There are separate county buildings for the Board of Elections, Children Services, Developmental Disabilities, Care Facility, county engineer, health department, the Juvenile Justice System, the Mental Health and Addiction Recovery Services Board, the morgue, OhioMeansJobs and the Probate and Area Courts. The sheriff’s office also has three jail facilities and the dispatch center.
The proposal also calls for the consolidation of Children Services, Children Support Enforcement, Job and Family Services and OhioMeansJobs. The agencies are currently housed in three different locations. The scenario in the study puts them all on the 9th floor of the GSC.
Dixon said he envisions eventually creating a campus where Children Services is on Fair Avenue.
JFS Executive Director Julie Gilbert said the consolidation would be beneficial for their clients.
“I think for our staff because there is overlap between some of our clients it would be beneficial for their ability to communicate with one another and build relationships internally to better serve our clients,” Gilbert said. “I also feel that in order to eliminate our consumers from having to go to different locations to get served would be a benefit.”
Commissioner Cindy Carpenter said she was very glad to see the social service consolidation idea because there has always been an issue having OhioMeansJobs located in Fairfield.
“We know that OhioMeansJobs identifies its biggest weakness being too far away from the people that need the services,” Carpenter said. “They actually say that’s they’re biggest weakness, they call it a barrier to users who need their services.”
The commissioners have earmarked a $15 million capital reserve fund to address this study. They have already voiced support for two of the projects recommended in the study, which is to consolidate Coroner Dr. Lisa Mannix’s operations — she has offices in the GSC and leases space for the morgue. The sheriff also needs to expand dispatch services. They won’t have cost estimates for those until they hire an architect.
County Administrator Judi Boyko said the commissioners’ next task is to prioritize the rest of the recommendations.

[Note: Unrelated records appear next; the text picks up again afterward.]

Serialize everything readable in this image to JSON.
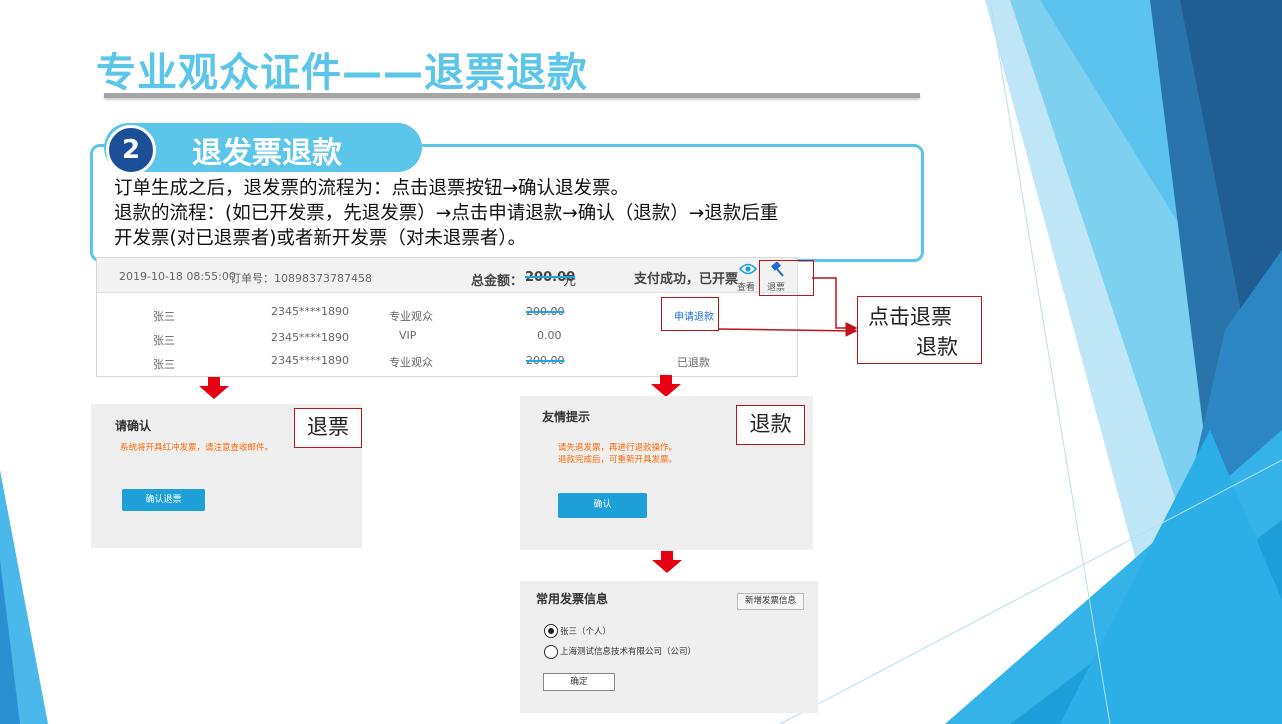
{
  "slide": {
    "title": "专业观众证件——退票退款",
    "step": {
      "number": "2",
      "title": "退发票退款",
      "lines": [
        "订单生成之后，退发票的流程为：点击退票按钮→确认退发票。",
        "退款的流程：(如已开发票，先退发票）→点击申请退款→确认（退款）→退款后重",
        "开发票(对已退票者)或者新开发票（对未退票者）。"
      ]
    }
  },
  "order": {
    "date": "2019-10-18 08:55:00",
    "order_no": "订单号：10898373787458",
    "total_label": "总金额：",
    "total_amount": "200.00",
    "total_unit": "元",
    "status": "支付成功，已开票",
    "view_label": "查看",
    "refund_ticket_label": "退票",
    "rows": [
      {
        "name": "张三",
        "phone": "2345****1890",
        "type": "专业观众",
        "amount": "200.00",
        "action": "申请退款"
      },
      {
        "name": "张三",
        "phone": "2345****1890",
        "type": "VIP",
        "amount": "0.00",
        "action": ""
      },
      {
        "name": "张三",
        "phone": "2345****1890",
        "type": "专业观众",
        "amount": "200.00",
        "action": "已退款"
      }
    ]
  },
  "callouts": {
    "click_refund_line1": "点击退票",
    "click_refund_line2": "退款",
    "refund_ticket": "退票",
    "refund_money": "退款"
  },
  "confirm_panel": {
    "title": "请确认",
    "message": "系统将开具红冲发票，请注意查收邮件。",
    "button": "确认退票"
  },
  "tip_panel": {
    "title": "友情提示",
    "message_line1": "请先退发票，再进行退款操作。",
    "message_line2": "退款完成后，可重新开具发票。",
    "button": "确认"
  },
  "invoice_panel": {
    "title": "常用发票信息",
    "add_button": "新增发票信息",
    "option1": "张三（个人）",
    "option2": "上海测试信息技术有限公司（公司）",
    "ok_button": "确定"
  },
  "colors": {
    "accent": "#5bc5ea",
    "dark_blue": "#1d4f99",
    "red": "#e60012",
    "link": "#1e6fd0",
    "warning": "#ff6600"
  }
}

“Over the next several weeks and months I’d like to have commissioners more specifically direct or authorize that those are projects they want to commence in 2023, those two,” Boyko said. “And what other priorities do they find from the CBRE study that they would want to start to review more specifically about the reality of them becoming a project?”